Now, the chancel is separated from the vacant nave by a wall. Inside, it is vibrant and busy, with military banners, colourful stained glass and brightly patterned tiles. I wasn’t expecting anything so grand, or interesting. The church is still in use, mainly by organisations with service associations, and there are photographs and memorials everywhere, including in the nave. In fact, there are hundreds of memorials associated with the church, some no longer there having been damaged in 1941, or removed for safe-keeping. The oak choir stalls have dedications to soldiers and sailors, including Wellington and Nelson. Outside the church is a simple memorial to the people of Portsmouth during World War Two, and an effigy of General Sir Charles Napier, who died near Portsmouth in 1853 (though the gentleman’s mortal remains lie elsewhere in the church environs). My North American reader may be interested to hear that one of the memorial plaques in the church recalls John Mason, one-time Captain of Southsea Castle and founder of New Hampshire in 1629, who lived in Portsmouth and who died in 1635. (Interestingly, Mason owned the house on High Street where the Duke of Buckingham was famously murdered in 1628 – just thought I’d mention that. Buckingham House, as it is now, is still there.) Actually, when you think about it, many hundreds of people have been commemorated at Domus Dei, the royal Garrison Church, over the centuries and their relics must lie all around under your feet.

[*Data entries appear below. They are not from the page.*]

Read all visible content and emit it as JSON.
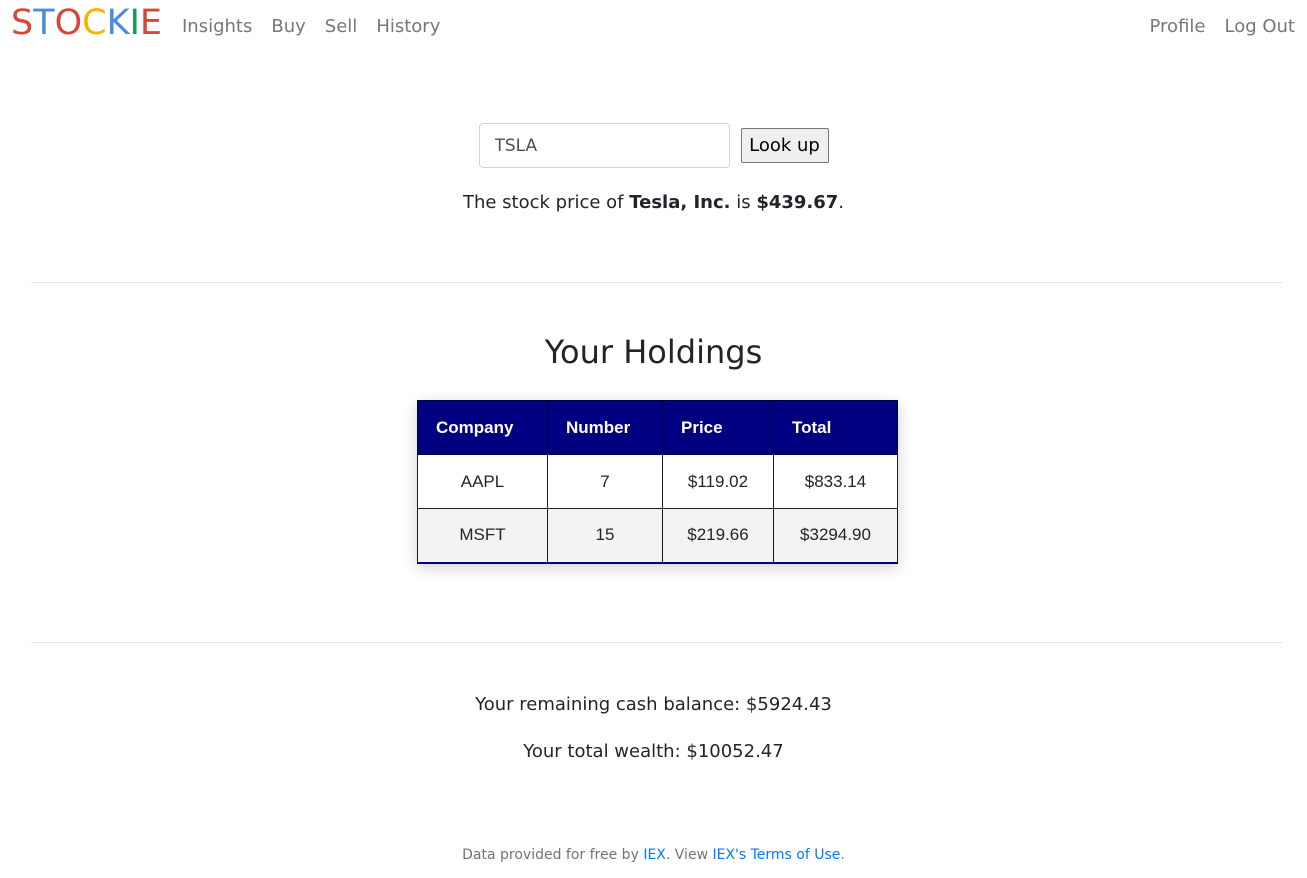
{
  "brand": {
    "letters": [
      {
        "char": "S",
        "color": "#db4437"
      },
      {
        "char": "T",
        "color": "#4a89dc"
      },
      {
        "char": "O",
        "color": "#db4437"
      },
      {
        "char": "C",
        "color": "#f4b400"
      },
      {
        "char": "K",
        "color": "#4a89dc"
      },
      {
        "char": "I",
        "color": "#0f9d58"
      },
      {
        "char": "E",
        "color": "#db4437"
      }
    ]
  },
  "nav": {
    "left": [
      "Insights",
      "Buy",
      "Sell",
      "History"
    ],
    "right": [
      "Profile",
      "Log Out"
    ]
  },
  "lookup": {
    "input_value": "TSLA",
    "button_label": "Look up"
  },
  "quote": {
    "prefix": "The stock price of ",
    "company": "Tesla, Inc.",
    "middle": " is ",
    "price": "$439.67",
    "suffix": "."
  },
  "holdings": {
    "title": "Your Holdings",
    "headers": [
      "Company",
      "Number",
      "Price",
      "Total"
    ],
    "rows": [
      [
        "AAPL",
        "7",
        "$119.02",
        "$833.14"
      ],
      [
        "MSFT",
        "15",
        "$219.66",
        "$3294.90"
      ]
    ]
  },
  "summary": {
    "cash": "Your remaining cash balance: $5924.43",
    "wealth": "Your total wealth: $10052.47"
  },
  "footer": {
    "text1": "Data provided for free by ",
    "link1": "IEX",
    "text2": ". View ",
    "link2": "IEX's Terms of Use",
    "text3": "."
  },
  "colors": {
    "table_header": "#000080",
    "link": "#007bff"
  }
}
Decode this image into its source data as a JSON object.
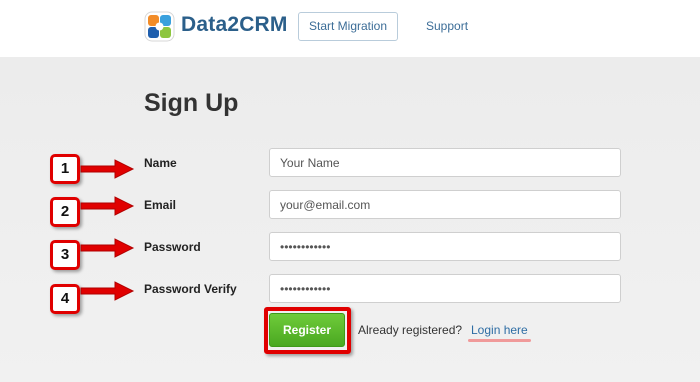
{
  "header": {
    "brand": "Data2CRM",
    "nav": {
      "start_migration": "Start Migration",
      "support": "Support"
    }
  },
  "form": {
    "title": "Sign Up",
    "fields": {
      "name": {
        "label": "Name",
        "placeholder": "Your Name"
      },
      "email": {
        "label": "Email",
        "placeholder": "your@email.com"
      },
      "password": {
        "label": "Password",
        "value": "••••••••••••"
      },
      "password_verify": {
        "label": "Password Verify",
        "value": "••••••••••••"
      }
    },
    "register_label": "Register",
    "already_text": "Already registered?",
    "login_link": "Login here"
  },
  "annotations": {
    "steps": [
      "1",
      "2",
      "3",
      "4"
    ],
    "color": "#e00000"
  },
  "colors": {
    "brand": "#2b5f8a",
    "register": "#5cb82d",
    "link": "#2e6da4"
  }
}
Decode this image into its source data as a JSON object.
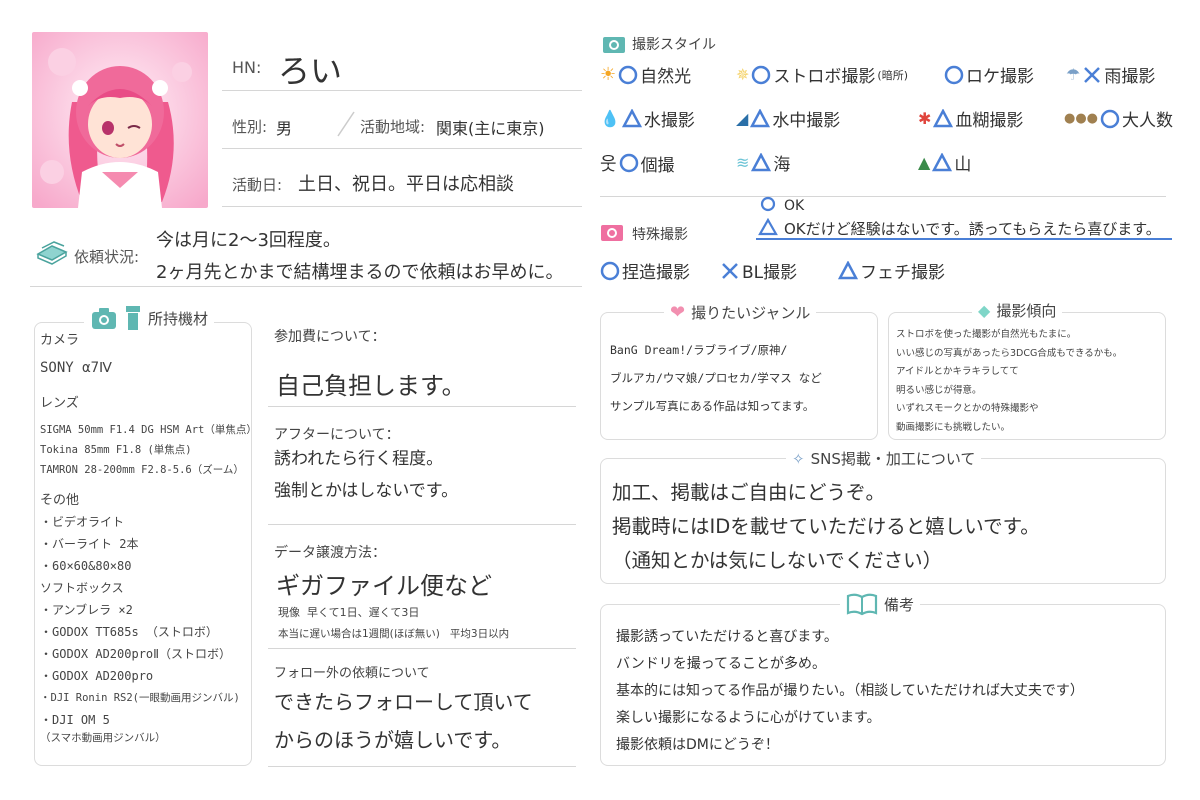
{
  "profile": {
    "hn_label": "HN:",
    "hn_value": "ろい",
    "gender_label": "性別:",
    "gender_value": "男",
    "area_label": "活動地域:",
    "area_value": "関東(主に東京)",
    "days_label": "活動日:",
    "days_value": "土日、祝日。平日は応相談",
    "request_label": "依頼状況:",
    "request_line1": "今は月に2〜3回程度。",
    "request_line2": "2ヶ月先とかまで結構埋まるので依頼はお早めに。"
  },
  "equipment": {
    "title": "所持機材",
    "camera_heading": "カメラ",
    "camera": "SONY α7Ⅳ",
    "lens_heading": "レンズ",
    "lenses": [
      "SIGMA 50mm F1.4 DG HSM Art（単焦点）",
      "Tokina  85mm F1.8  (単焦点)",
      "TAMRON 28-200mm F2.8-5.6（ズーム）"
    ],
    "other_heading": "その他",
    "other": [
      "・ビデオライト",
      "・バーライト  2本",
      "・60×60&80×80",
      "  ソフトボックス",
      "・アンブレラ  ×2",
      "・GODOX  TT685s （ストロボ）",
      "・GODOX  AD200proⅡ（ストロボ）",
      "・GODOX  AD200pro",
      "・DJI Ronin RS2(一眼動画用ジンバル)",
      "・DJI OM 5",
      "（スマホ動画用ジンバル）"
    ]
  },
  "middle": {
    "fee_label": "参加費について：",
    "fee_value": "自己負担します。",
    "after_label": "アフターについて：",
    "after_line1": "誘われたら行く程度。",
    "after_line2": "強制とかはしないです。",
    "data_label": "データ譲渡方法：",
    "data_value": "ギガファイル便など",
    "data_note1": "現像  早くて1日、遅くて3日",
    "data_note2": "本当に遅い場合は1週間(ほぼ無い)   平均3日以内",
    "follow_label": "フォロー外の依頼について",
    "follow_line1": "できたらフォローして頂いて",
    "follow_line2": "からのほうが嬉しいです。"
  },
  "styles": {
    "title": "撮影スタイル",
    "items": [
      {
        "label": "自然光",
        "mark": "o",
        "icon": "sun-icon"
      },
      {
        "label": "ストロボ撮影",
        "sub": "(暗所)",
        "mark": "o",
        "icon": "sparkle-icon"
      },
      {
        "label": "ロケ撮影",
        "mark": "o",
        "icon": ""
      },
      {
        "label": "雨撮影",
        "mark": "x",
        "icon": "umbrella-icon"
      },
      {
        "label": "水撮影",
        "mark": "tri",
        "icon": "drop-icon"
      },
      {
        "label": "水中撮影",
        "mark": "tri",
        "icon": "wave-icon"
      },
      {
        "label": "血糊撮影",
        "mark": "tri",
        "icon": "blood-icon"
      },
      {
        "label": "大人数",
        "mark": "o",
        "icon": "people-icon"
      },
      {
        "label": "個撮",
        "mark": "o",
        "icon": "person-icon"
      },
      {
        "label": "海",
        "mark": "tri",
        "icon": "sea-icon"
      },
      {
        "label": "山",
        "mark": "tri",
        "icon": "mountain-icon"
      }
    ],
    "legend_ok": "OK",
    "legend_tri": "OKだけど経験はないです。誘ってもらえたら喜びます。",
    "special_title": "特殊撮影",
    "special_items": [
      {
        "label": "捏造撮影",
        "mark": "o"
      },
      {
        "label": "BL撮影",
        "mark": "x"
      },
      {
        "label": "フェチ撮影",
        "mark": "tri"
      }
    ]
  },
  "genre": {
    "title": "撮りたいジャンル",
    "line1": "BanG Dream!/ラブライブ/原神/",
    "line2": "ブルアカ/ウマ娘/プロセカ/学マス など",
    "line3": "サンプル写真にある作品は知ってます。"
  },
  "tendency": {
    "title": "撮影傾向",
    "lines": [
      "ストロボを使った撮影が自然光もたまに。",
      "いい感じの写真があったら3DCG合成もできるかも。",
      "アイドルとかキラキラしてて",
      "明るい感じが得意。",
      "いずれスモークとかの特殊撮影や",
      "動画撮影にも挑戦したい。"
    ]
  },
  "sns": {
    "title": "SNS掲載・加工について",
    "line1": "加工、掲載はご自由にどうぞ。",
    "line2": "掲載時にはIDを載せていただけると嬉しいです。",
    "line3": "（通知とかは気にしないでください）"
  },
  "notes": {
    "title": "備考",
    "lines": [
      "撮影誘っていただけると喜びます。",
      "バンドリを撮ってることが多め。",
      "基本的には知ってる作品が撮りたい。（相談していただければ大丈夫です）",
      "楽しい撮影になるように心がけています。",
      "撮影依頼はDMにどうぞ！"
    ]
  },
  "colors": {
    "accent": "#4a7fd6",
    "pink": "#ef8fb0",
    "teal": "#5fb7b2"
  }
}
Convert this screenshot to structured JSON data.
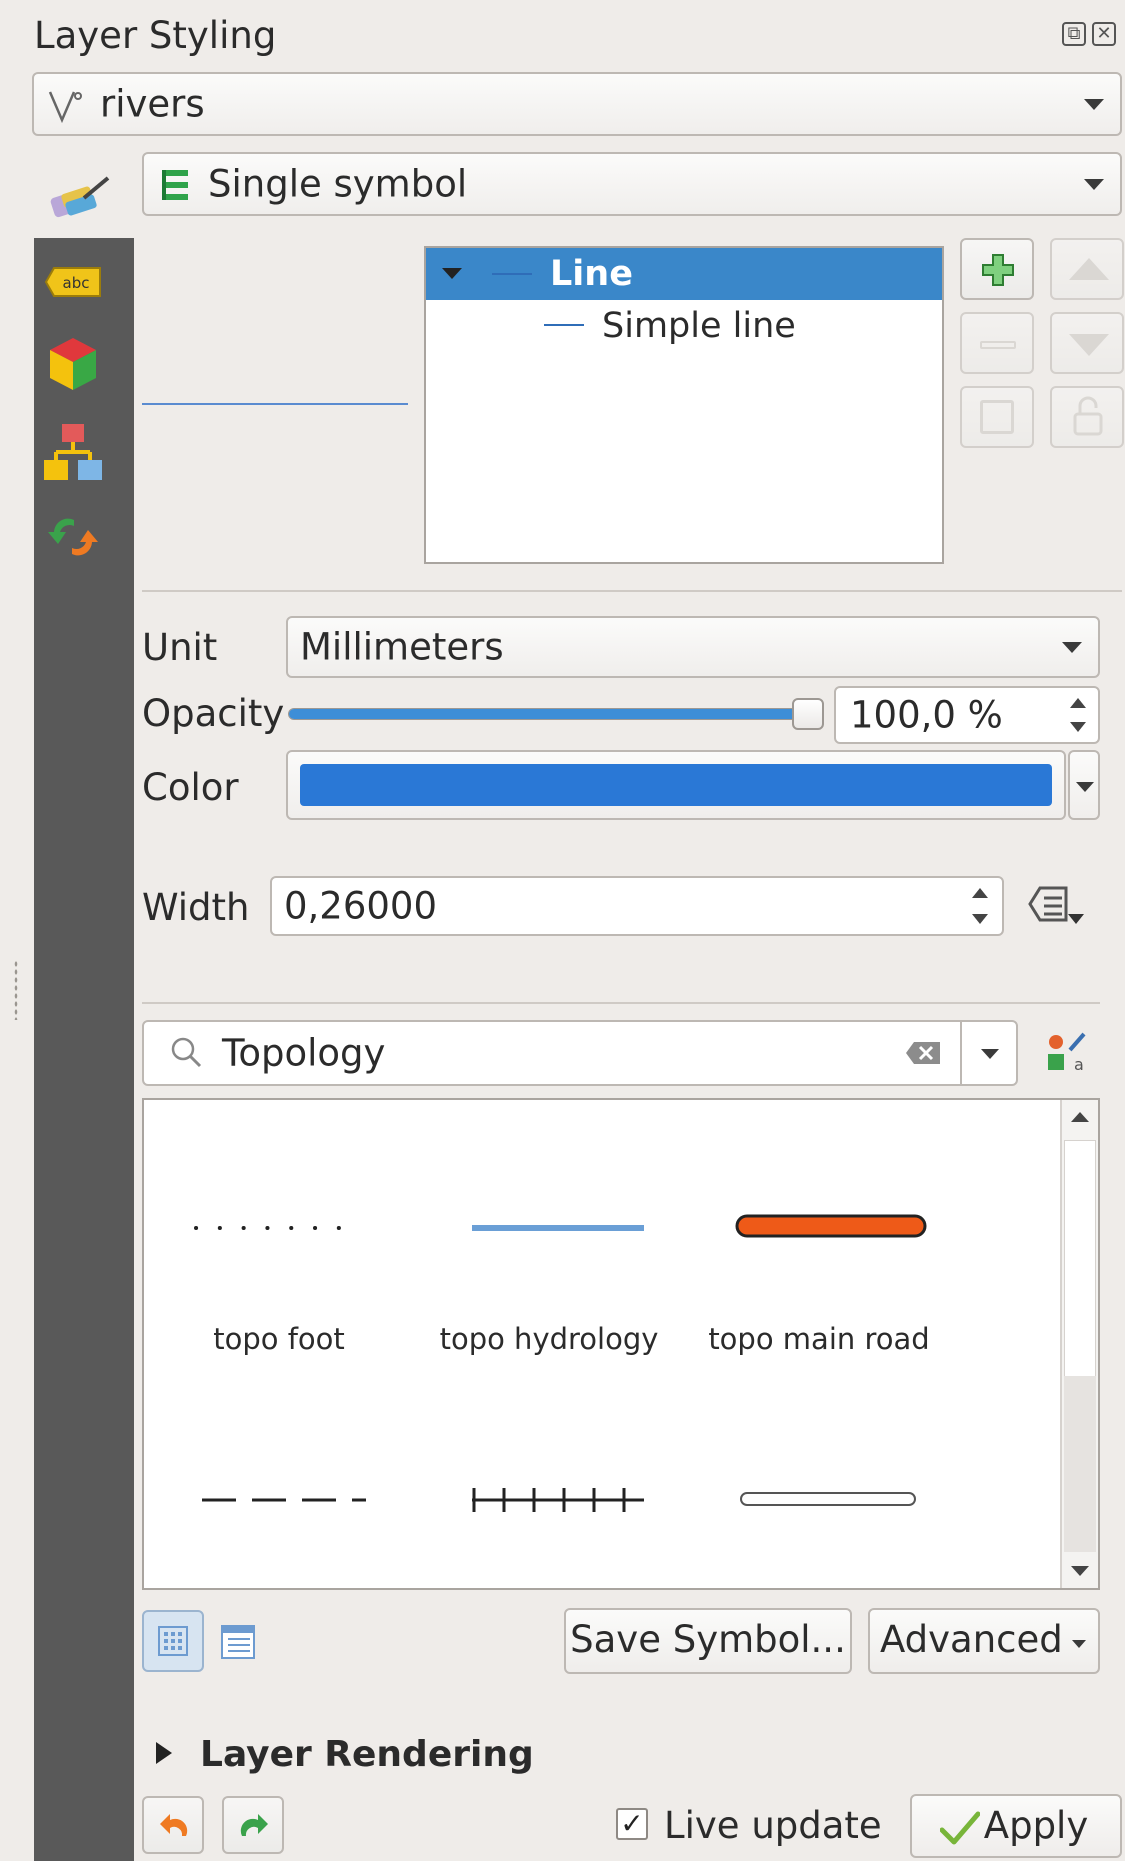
{
  "panel": {
    "title": "Layer Styling"
  },
  "layer_select": {
    "icon": "line-layer-icon",
    "value": "rivers"
  },
  "renderer_select": {
    "icon": "single-symbol-icon",
    "value": "Single symbol"
  },
  "sidebar_tabs": [
    {
      "icon": "symbology-paintbrush-icon"
    },
    {
      "icon": "labels-abc-icon"
    },
    {
      "icon": "3d-view-cube-icon"
    },
    {
      "icon": "diagrams-icon"
    },
    {
      "icon": "history-undo-redo-icon"
    }
  ],
  "symbol_tree": {
    "items": [
      {
        "label": "Line",
        "selected": true
      },
      {
        "label": "Simple line",
        "selected": false
      }
    ]
  },
  "properties": {
    "unit_label": "Unit",
    "unit_value": "Millimeters",
    "opacity_label": "Opacity",
    "opacity_value": "100,0 %",
    "opacity_fraction": 1.0,
    "color_label": "Color",
    "color_value": "#2a78d6",
    "width_label": "Width",
    "width_value": "0,26000"
  },
  "search": {
    "value": "Topology",
    "icon": "search-icon"
  },
  "symbol_library": {
    "items": [
      {
        "name": "topo foot",
        "style": "dotted"
      },
      {
        "name": "topo hydrology",
        "style": "blue-line"
      },
      {
        "name": "topo main road",
        "style": "orange-road"
      },
      {
        "name": "",
        "style": "dashed"
      },
      {
        "name": "",
        "style": "railway"
      },
      {
        "name": "",
        "style": "outline-road"
      }
    ]
  },
  "buttons": {
    "save_symbol": "Save Symbol...",
    "advanced": "Advanced",
    "apply": "Apply",
    "live_update": "Live update"
  },
  "layer_rendering": {
    "label": "Layer Rendering"
  },
  "colors": {
    "accent_blue": "#2a78d6",
    "selection_blue": "#3a87c9",
    "sidebar_gray": "#595959",
    "road_orange": "#ee5a18"
  }
}
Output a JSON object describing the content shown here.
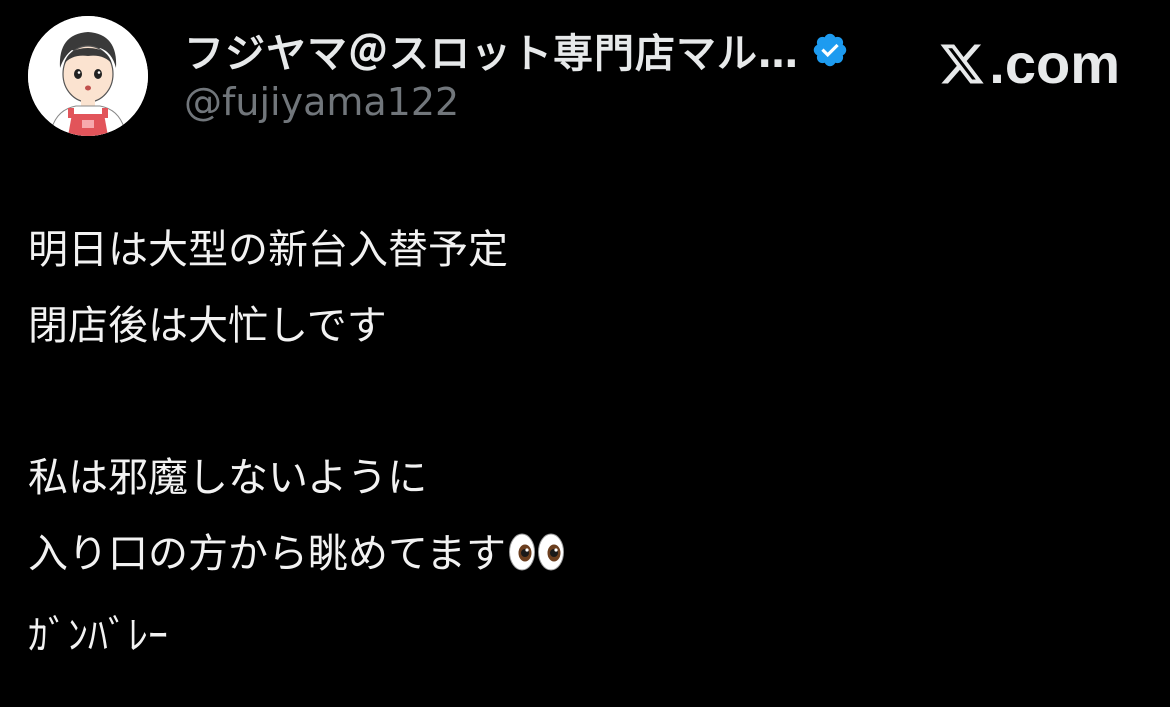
{
  "account": {
    "display_name": "フジヤマ＠スロット専門店マル…",
    "handle": "@fujiyama122",
    "verified": true,
    "avatar_icon": "cartoon-person-avatar-icon",
    "verified_icon": "verified-badge-icon"
  },
  "brand": {
    "logo_icon": "x-logo-icon",
    "text": ".com"
  },
  "tweet": {
    "lines": [
      "明日は大型の新台入替予定",
      "閉店後は大忙しです",
      "",
      "私は邪魔しないように",
      "入り口の方から眺めてます",
      "ｶﾞﾝﾊﾞﾚｰ"
    ],
    "emoji_icon": "eyes-emoji-icon"
  },
  "colors": {
    "background": "#000000",
    "text_primary": "#e7e9ea",
    "text_secondary": "#71767b",
    "verified_blue": "#1d9bf0"
  }
}
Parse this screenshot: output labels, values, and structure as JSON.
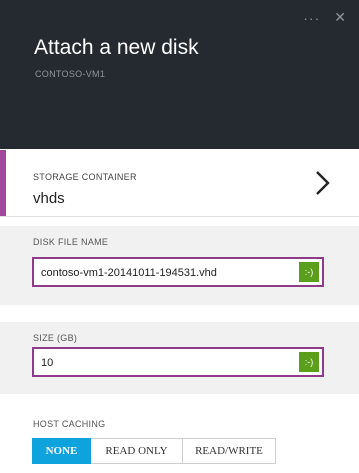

The original chancel windows having been destroyed, they have been gradually replaced since 1959 and are exceptionally beautiful and interesting. As well as those with religious imagery, there are special windows dedicated to the 8th Army and the Gunners, the Royal Artillery. The Sovereigns’ Window depicts visits made to Portsmouth and the church by British monarchs. The Army Window (shown) depicts a bowman and ships from the Hundred Year War with France, a soldier of the 1939-45 war and the D-Day invasion fleet (part of which sailed from Portsmouth) and, finally a soldier of the Stuart period with the arms of Charles II. The Church Window (shown) highlights elements of the church’s history, including its foundation and the night of its near-destruction in 1941.